Items from an interface collection:
────────────────────

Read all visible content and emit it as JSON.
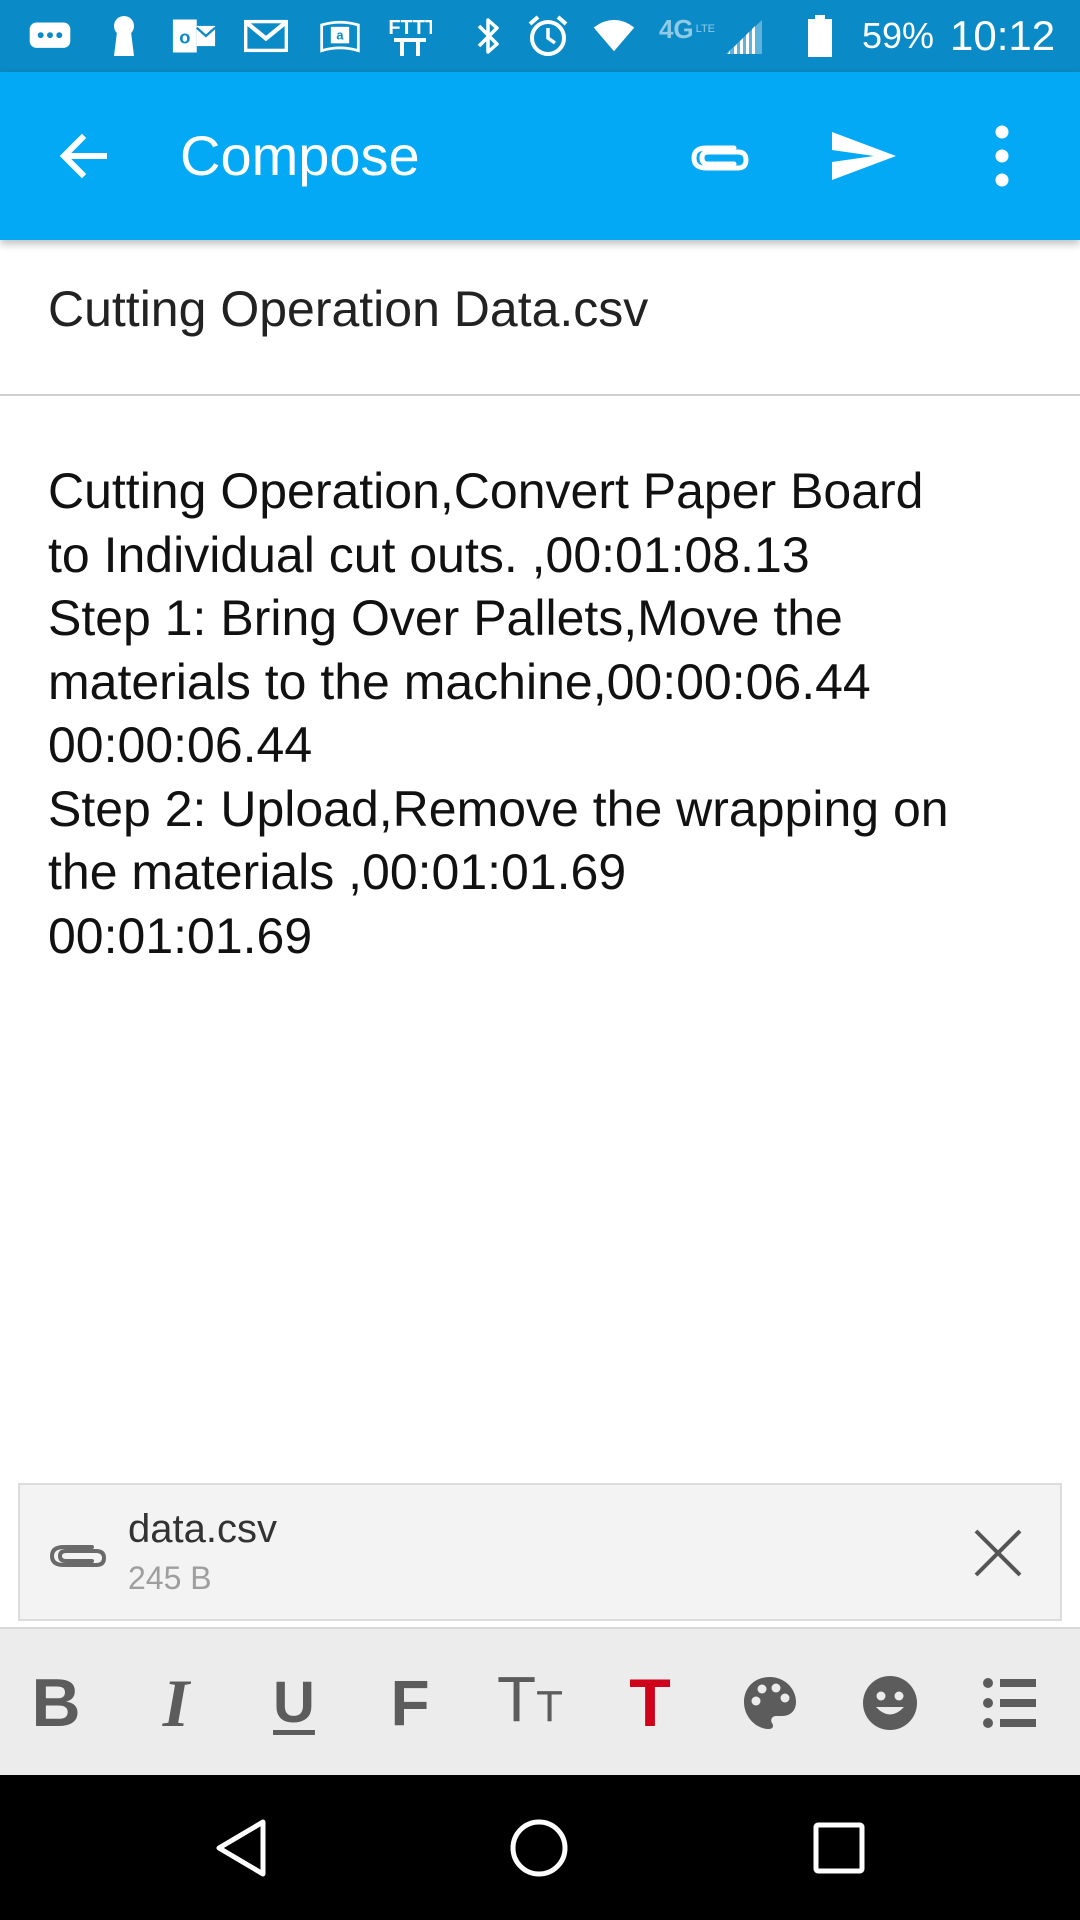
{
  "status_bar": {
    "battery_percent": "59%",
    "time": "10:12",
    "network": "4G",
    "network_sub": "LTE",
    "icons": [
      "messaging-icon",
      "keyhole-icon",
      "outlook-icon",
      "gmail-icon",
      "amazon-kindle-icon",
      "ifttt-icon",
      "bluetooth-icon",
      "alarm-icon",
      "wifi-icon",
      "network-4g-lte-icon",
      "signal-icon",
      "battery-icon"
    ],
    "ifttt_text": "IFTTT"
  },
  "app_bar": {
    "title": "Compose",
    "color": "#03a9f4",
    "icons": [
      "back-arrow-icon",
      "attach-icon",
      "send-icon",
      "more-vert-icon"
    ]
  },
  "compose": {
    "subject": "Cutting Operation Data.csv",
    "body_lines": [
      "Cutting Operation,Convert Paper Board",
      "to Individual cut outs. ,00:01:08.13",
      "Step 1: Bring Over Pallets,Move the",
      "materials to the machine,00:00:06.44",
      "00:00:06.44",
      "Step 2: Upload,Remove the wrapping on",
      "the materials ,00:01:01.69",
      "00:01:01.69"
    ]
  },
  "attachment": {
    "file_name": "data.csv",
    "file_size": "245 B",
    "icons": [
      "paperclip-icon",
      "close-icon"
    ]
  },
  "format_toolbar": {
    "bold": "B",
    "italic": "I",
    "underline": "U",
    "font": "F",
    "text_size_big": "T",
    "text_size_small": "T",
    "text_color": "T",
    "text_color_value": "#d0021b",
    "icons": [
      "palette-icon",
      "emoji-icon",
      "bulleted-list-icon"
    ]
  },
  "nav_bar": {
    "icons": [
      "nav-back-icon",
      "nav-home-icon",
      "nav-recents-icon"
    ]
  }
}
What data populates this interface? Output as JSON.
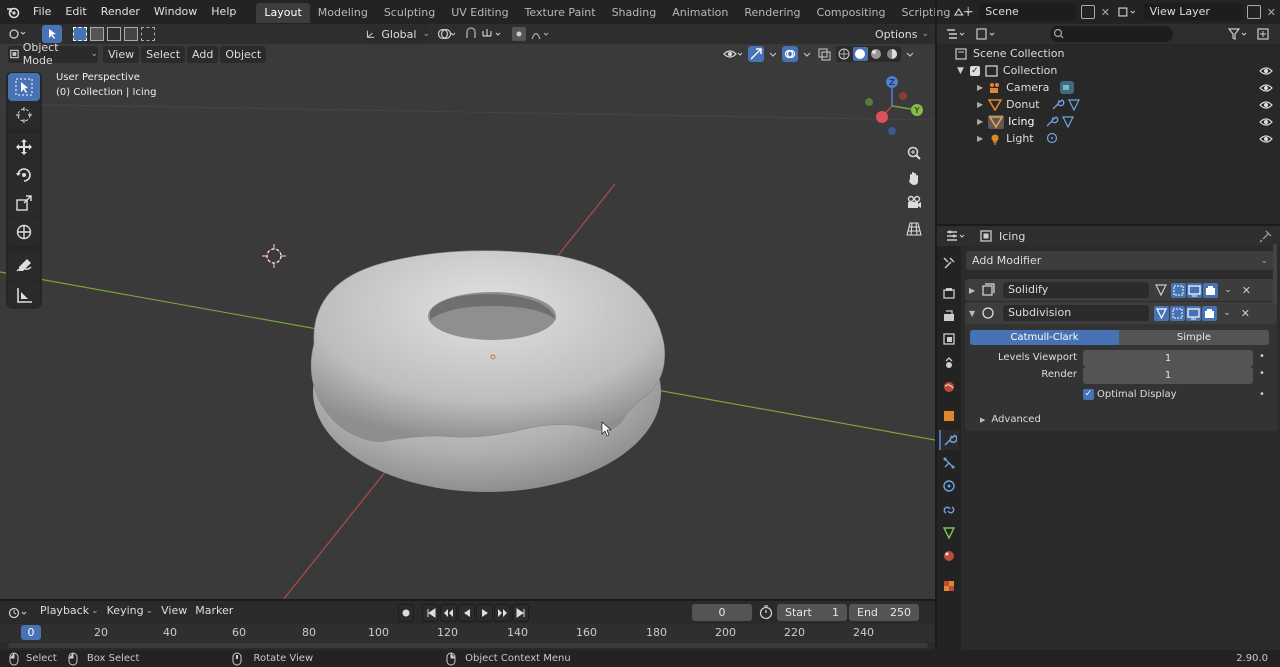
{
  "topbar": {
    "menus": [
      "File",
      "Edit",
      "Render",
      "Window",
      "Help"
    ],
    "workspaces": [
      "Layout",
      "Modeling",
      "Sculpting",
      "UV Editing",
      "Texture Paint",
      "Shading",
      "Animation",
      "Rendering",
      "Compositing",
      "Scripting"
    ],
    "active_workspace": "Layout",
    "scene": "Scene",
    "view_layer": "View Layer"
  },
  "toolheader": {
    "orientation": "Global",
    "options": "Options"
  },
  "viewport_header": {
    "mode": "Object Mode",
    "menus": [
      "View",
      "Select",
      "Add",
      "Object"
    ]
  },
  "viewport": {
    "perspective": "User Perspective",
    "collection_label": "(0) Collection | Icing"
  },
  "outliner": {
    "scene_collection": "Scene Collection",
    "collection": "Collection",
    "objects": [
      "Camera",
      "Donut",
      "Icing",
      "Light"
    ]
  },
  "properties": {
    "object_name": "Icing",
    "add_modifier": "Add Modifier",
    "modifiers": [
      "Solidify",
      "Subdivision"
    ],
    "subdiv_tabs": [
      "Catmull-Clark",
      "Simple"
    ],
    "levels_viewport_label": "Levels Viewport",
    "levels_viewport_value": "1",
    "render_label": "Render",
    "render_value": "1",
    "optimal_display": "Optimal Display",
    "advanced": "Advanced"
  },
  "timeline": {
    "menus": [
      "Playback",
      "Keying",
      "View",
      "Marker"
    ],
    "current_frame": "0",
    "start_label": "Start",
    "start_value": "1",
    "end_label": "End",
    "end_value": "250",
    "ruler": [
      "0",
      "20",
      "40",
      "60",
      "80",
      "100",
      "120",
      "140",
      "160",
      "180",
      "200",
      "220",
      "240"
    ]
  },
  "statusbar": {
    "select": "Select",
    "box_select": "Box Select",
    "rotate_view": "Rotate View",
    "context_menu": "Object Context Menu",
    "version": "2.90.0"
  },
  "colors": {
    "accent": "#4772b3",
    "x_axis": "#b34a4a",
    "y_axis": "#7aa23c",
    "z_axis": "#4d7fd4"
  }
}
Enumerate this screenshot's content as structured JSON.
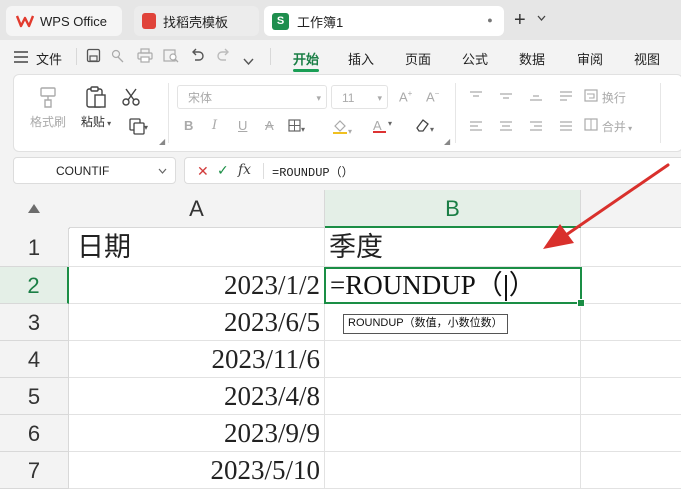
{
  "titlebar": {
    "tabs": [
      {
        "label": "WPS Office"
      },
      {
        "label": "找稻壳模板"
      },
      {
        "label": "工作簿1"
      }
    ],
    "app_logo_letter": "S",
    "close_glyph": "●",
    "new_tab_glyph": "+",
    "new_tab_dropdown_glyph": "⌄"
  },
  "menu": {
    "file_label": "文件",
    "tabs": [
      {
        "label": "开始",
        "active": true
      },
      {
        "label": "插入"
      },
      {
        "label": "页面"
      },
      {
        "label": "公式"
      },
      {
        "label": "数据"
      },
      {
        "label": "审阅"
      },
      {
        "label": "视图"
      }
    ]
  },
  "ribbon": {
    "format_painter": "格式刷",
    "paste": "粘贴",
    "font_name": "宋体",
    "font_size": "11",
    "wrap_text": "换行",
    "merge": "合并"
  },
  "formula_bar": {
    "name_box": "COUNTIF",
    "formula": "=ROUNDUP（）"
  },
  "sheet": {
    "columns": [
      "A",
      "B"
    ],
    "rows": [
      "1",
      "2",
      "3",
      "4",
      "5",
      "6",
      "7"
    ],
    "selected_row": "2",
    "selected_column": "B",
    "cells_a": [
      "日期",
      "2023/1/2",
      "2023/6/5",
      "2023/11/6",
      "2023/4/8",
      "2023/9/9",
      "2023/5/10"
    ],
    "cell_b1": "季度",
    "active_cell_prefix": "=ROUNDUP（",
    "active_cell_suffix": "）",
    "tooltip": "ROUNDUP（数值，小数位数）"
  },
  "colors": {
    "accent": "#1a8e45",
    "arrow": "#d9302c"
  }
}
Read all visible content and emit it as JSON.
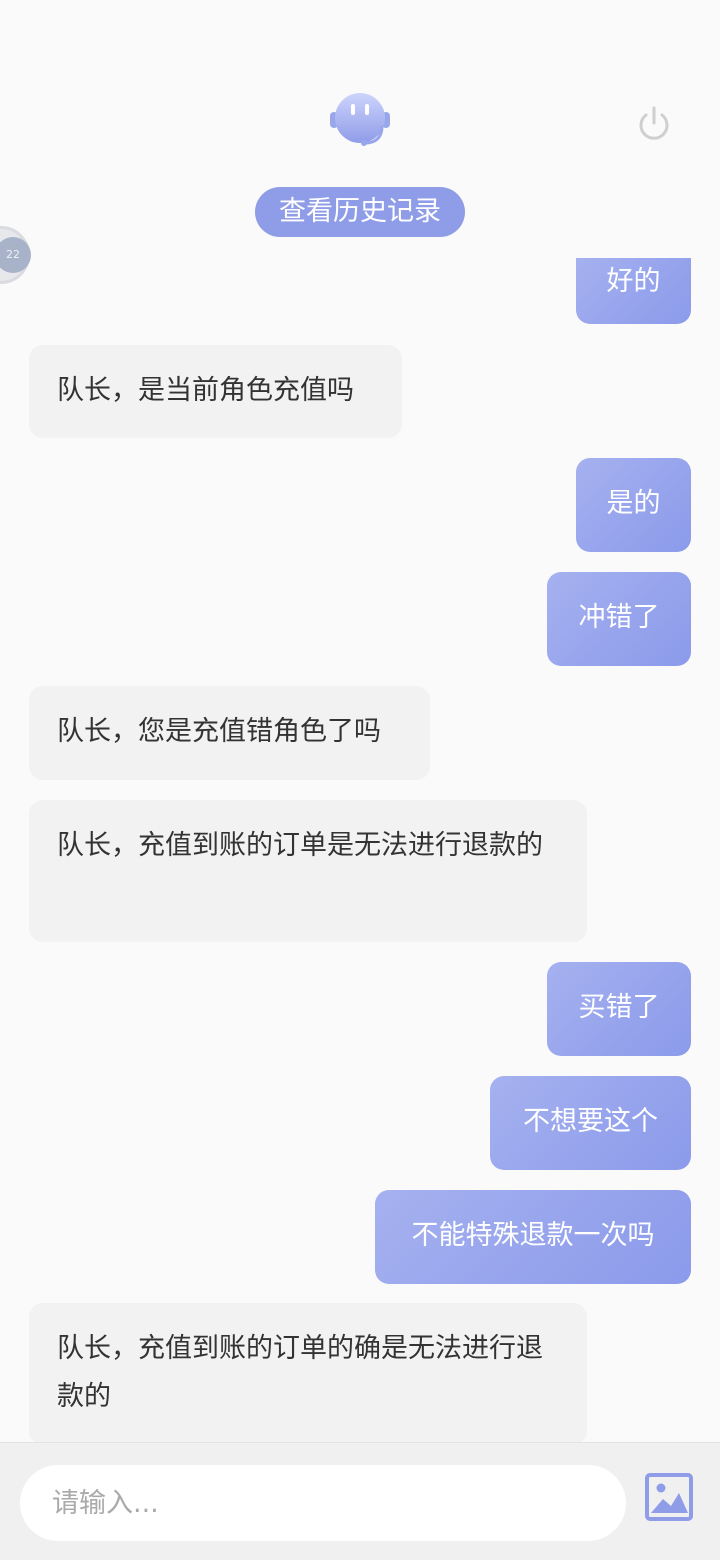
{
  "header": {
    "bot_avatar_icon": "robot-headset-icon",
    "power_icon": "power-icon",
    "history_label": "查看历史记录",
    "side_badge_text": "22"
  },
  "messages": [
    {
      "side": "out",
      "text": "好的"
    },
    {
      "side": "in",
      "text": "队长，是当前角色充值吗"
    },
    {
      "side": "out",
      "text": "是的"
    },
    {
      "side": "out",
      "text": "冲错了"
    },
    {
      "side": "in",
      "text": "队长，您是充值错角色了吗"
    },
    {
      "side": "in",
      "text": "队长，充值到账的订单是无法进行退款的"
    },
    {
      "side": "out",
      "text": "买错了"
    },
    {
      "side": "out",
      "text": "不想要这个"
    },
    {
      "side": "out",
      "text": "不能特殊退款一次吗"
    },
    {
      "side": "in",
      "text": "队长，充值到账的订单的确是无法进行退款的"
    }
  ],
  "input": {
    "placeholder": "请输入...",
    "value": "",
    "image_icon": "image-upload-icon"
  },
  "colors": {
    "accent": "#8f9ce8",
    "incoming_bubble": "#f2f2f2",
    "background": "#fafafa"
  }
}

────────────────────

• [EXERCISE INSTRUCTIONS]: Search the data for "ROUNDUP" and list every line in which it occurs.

• [EXERCISE SOLUTION]:
    "formula": "=ROUNDUP（）"
    "active_cell_prefix": "=ROUNDUP（",
    "tooltip": "ROUNDUP（数值，小数位数）"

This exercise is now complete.